*** Opening DATA FOR ANALYSIS ***
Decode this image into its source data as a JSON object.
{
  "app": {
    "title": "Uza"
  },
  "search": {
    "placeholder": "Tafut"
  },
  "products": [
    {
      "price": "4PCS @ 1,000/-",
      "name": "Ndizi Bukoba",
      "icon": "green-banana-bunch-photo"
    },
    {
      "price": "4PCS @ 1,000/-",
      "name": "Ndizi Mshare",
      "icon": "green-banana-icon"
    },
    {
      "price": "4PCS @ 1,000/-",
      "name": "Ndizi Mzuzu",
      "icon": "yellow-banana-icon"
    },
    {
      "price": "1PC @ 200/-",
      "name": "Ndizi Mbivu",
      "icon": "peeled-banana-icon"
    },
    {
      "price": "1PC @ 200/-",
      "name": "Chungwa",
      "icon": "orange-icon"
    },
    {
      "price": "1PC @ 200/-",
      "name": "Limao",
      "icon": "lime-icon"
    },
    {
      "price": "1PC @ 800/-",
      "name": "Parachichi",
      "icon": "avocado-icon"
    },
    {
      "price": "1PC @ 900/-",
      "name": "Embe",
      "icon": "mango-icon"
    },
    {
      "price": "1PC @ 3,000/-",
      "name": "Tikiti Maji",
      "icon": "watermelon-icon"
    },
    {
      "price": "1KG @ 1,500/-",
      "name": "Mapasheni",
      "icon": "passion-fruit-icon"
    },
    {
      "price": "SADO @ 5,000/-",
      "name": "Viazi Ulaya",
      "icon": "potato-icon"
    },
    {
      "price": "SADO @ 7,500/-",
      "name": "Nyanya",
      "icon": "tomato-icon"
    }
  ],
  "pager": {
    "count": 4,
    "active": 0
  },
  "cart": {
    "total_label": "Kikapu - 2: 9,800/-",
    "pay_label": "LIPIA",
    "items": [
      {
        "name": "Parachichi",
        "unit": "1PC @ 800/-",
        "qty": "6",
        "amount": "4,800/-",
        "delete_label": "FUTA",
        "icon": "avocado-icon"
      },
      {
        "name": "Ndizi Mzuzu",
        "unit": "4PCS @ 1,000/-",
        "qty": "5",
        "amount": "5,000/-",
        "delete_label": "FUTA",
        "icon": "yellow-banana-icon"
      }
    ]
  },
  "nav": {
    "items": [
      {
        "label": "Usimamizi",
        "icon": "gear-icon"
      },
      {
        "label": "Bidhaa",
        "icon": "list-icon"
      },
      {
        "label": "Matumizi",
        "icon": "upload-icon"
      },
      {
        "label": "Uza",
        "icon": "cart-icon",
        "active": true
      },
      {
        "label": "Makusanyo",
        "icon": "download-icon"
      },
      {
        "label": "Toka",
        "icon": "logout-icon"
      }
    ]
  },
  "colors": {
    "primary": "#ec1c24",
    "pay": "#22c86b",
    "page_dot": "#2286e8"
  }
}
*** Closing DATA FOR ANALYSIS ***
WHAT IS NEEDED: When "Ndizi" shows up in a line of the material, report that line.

SOLUTION:
      "name": "Ndizi Bukoba",
      "name": "Ndizi Mshare",
      "name": "Ndizi Mzuzu",
      "name": "Ndizi Mbivu",
        "name": "Ndizi Mzuzu",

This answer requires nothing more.